*** Available records ***

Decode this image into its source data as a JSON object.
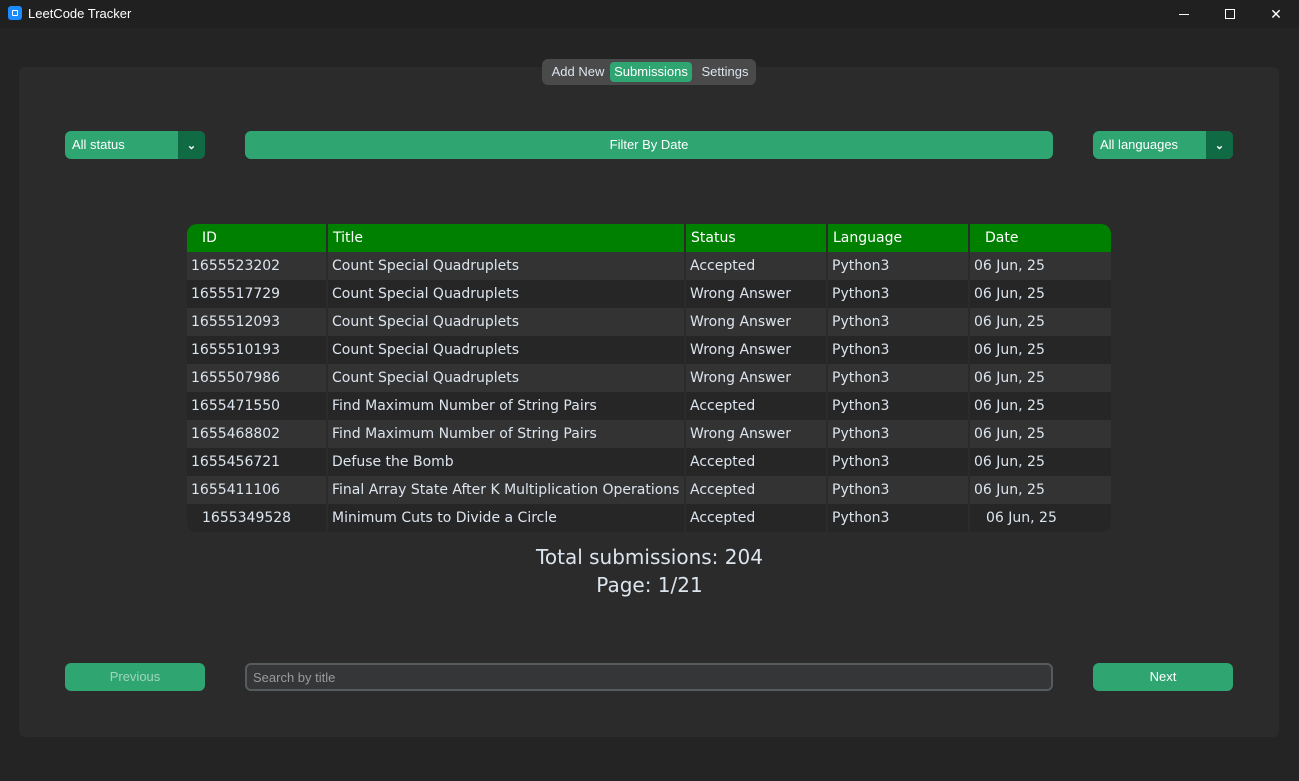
{
  "window": {
    "title": "LeetCode Tracker",
    "minimize": "",
    "maximize": "",
    "close": "✕"
  },
  "tabs": [
    {
      "label": "Add New",
      "selected": false
    },
    {
      "label": "Submissions",
      "selected": true
    },
    {
      "label": "Settings",
      "selected": false
    }
  ],
  "filters": {
    "status_selected": "All status",
    "date_button": "Filter By Date",
    "language_selected": "All languages"
  },
  "table": {
    "headers": [
      "ID",
      "Title",
      "Status",
      "Language",
      "Date"
    ],
    "rows": [
      {
        "id": "1655523202",
        "title": "Count Special Quadruplets",
        "status": "Accepted",
        "language": "Python3",
        "date": "06 Jun, 25"
      },
      {
        "id": "1655517729",
        "title": "Count Special Quadruplets",
        "status": "Wrong Answer",
        "language": "Python3",
        "date": "06 Jun, 25"
      },
      {
        "id": "1655512093",
        "title": "Count Special Quadruplets",
        "status": "Wrong Answer",
        "language": "Python3",
        "date": "06 Jun, 25"
      },
      {
        "id": "1655510193",
        "title": "Count Special Quadruplets",
        "status": "Wrong Answer",
        "language": "Python3",
        "date": "06 Jun, 25"
      },
      {
        "id": "1655507986",
        "title": "Count Special Quadruplets",
        "status": "Wrong Answer",
        "language": "Python3",
        "date": "06 Jun, 25"
      },
      {
        "id": "1655471550",
        "title": "Find Maximum Number of String Pairs",
        "status": "Accepted",
        "language": "Python3",
        "date": "06 Jun, 25"
      },
      {
        "id": "1655468802",
        "title": "Find Maximum Number of String Pairs",
        "status": "Wrong Answer",
        "language": "Python3",
        "date": "06 Jun, 25"
      },
      {
        "id": "1655456721",
        "title": "Defuse the Bomb",
        "status": "Accepted",
        "language": "Python3",
        "date": "06 Jun, 25"
      },
      {
        "id": "1655411106",
        "title": "Final Array State After K Multiplication Operations I",
        "status": "Accepted",
        "language": "Python3",
        "date": "06 Jun, 25"
      },
      {
        "id": "1655349528",
        "title": "Minimum Cuts to Divide a Circle",
        "status": "Accepted",
        "language": "Python3",
        "date": "06 Jun, 25"
      }
    ]
  },
  "summary": {
    "total": "Total submissions: 204",
    "page": "Page: 1/21"
  },
  "pagination": {
    "previous": "Previous",
    "next": "Next"
  },
  "search": {
    "placeholder": "Search by title",
    "value": ""
  },
  "colors": {
    "accent": "#2fa572",
    "accent_dark": "#106a43",
    "table_header": "#008000",
    "background": "#242424"
  }
}
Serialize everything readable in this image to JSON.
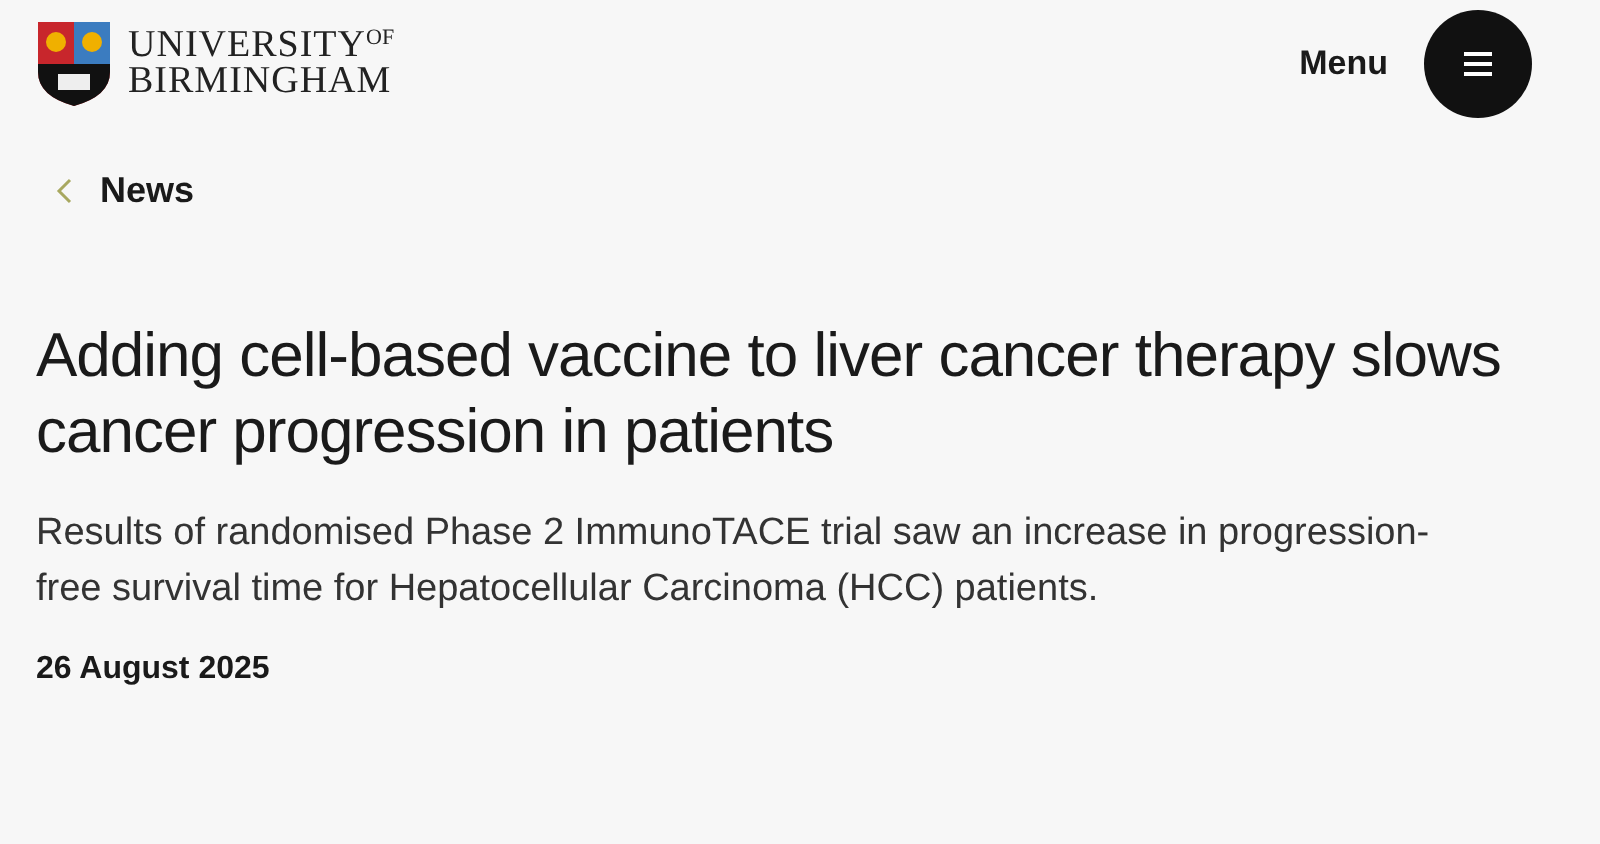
{
  "logo": {
    "line_1": "UNIVERSITY",
    "superscript": "OF",
    "line_2": "BIRMINGHAM"
  },
  "menu": {
    "label": "Menu"
  },
  "breadcrumb": {
    "label": "News"
  },
  "article": {
    "title": "Adding cell-based vaccine to liver cancer therapy slows cancer progression in patients",
    "summary": "Results of randomised Phase 2 ImmunoTACE trial saw an increase in progression-free survival time for Hepatocellular Carcinoma (HCC) patients.",
    "date": "26 August 2025"
  }
}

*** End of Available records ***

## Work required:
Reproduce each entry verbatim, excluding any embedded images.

## Answer box:
Decode this image into its source data as a JSON object.
{
  "window": {
    "title": "LeetCode Tracker",
    "minimize": "",
    "maximize": "",
    "close": "✕"
  },
  "tabs": [
    {
      "label": "Add New",
      "selected": false
    },
    {
      "label": "Submissions",
      "selected": true
    },
    {
      "label": "Settings",
      "selected": false
    }
  ],
  "filters": {
    "status_selected": "All status",
    "date_button": "Filter By Date",
    "language_selected": "All languages"
  },
  "table": {
    "headers": [
      "ID",
      "Title",
      "Status",
      "Language",
      "Date"
    ],
    "rows": [
      {
        "id": "1655523202",
        "title": "Count Special Quadruplets",
        "status": "Accepted",
        "language": "Python3",
        "date": "06 Jun, 25"
      },
      {
        "id": "1655517729",
        "title": "Count Special Quadruplets",
        "status": "Wrong Answer",
        "language": "Python3",
        "date": "06 Jun, 25"
      },
      {
        "id": "1655512093",
        "title": "Count Special Quadruplets",
        "status": "Wrong Answer",
        "language": "Python3",
        "date": "06 Jun, 25"
      },
      {
        "id": "1655510193",
        "title": "Count Special Quadruplets",
        "status": "Wrong Answer",
        "language": "Python3",
        "date": "06 Jun, 25"
      },
      {
        "id": "1655507986",
        "title": "Count Special Quadruplets",
        "status": "Wrong Answer",
        "language": "Python3",
        "date": "06 Jun, 25"
      },
      {
        "id": "1655471550",
        "title": "Find Maximum Number of String Pairs",
        "status": "Accepted",
        "language": "Python3",
        "date": "06 Jun, 25"
      },
      {
        "id": "1655468802",
        "title": "Find Maximum Number of String Pairs",
        "status": "Wrong Answer",
        "language": "Python3",
        "date": "06 Jun, 25"
      },
      {
        "id": "1655456721",
        "title": "Defuse the Bomb",
        "status": "Accepted",
        "language": "Python3",
        "date": "06 Jun, 25"
      },
      {
        "id": "1655411106",
        "title": "Final Array State After K Multiplication Operations I",
        "status": "Accepted",
        "language": "Python3",
        "date": "06 Jun, 25"
      },
      {
        "id": "1655349528",
        "title": "Minimum Cuts to Divide a Circle",
        "status": "Accepted",
        "language": "Python3",
        "date": "06 Jun, 25"
      }
    ]
  },
  "summary": {
    "total": "Total submissions: 204",
    "page": "Page: 1/21"
  },
  "pagination": {
    "previous": "Previous",
    "next": "Next"
  },
  "search": {
    "placeholder": "Search by title",
    "value": ""
  },
  "colors": {
    "accent": "#2fa572",
    "accent_dark": "#106a43",
    "table_header": "#008000",
    "background": "#242424"
  }
}
Serialize everything readable in this image to JSON.
{
  "logo": {
    "line_1": "UNIVERSITY",
    "superscript": "OF",
    "line_2": "BIRMINGHAM"
  },
  "menu": {
    "label": "Menu"
  },
  "breadcrumb": {
    "label": "News"
  },
  "article": {
    "title": "Adding cell-based vaccine to liver cancer therapy slows cancer progression in patients",
    "summary": "Results of randomised Phase 2 ImmunoTACE trial saw an increase in progression-free survival time for Hepatocellular Carcinoma (HCC) patients.",
    "date": "26 August 2025"
  }
}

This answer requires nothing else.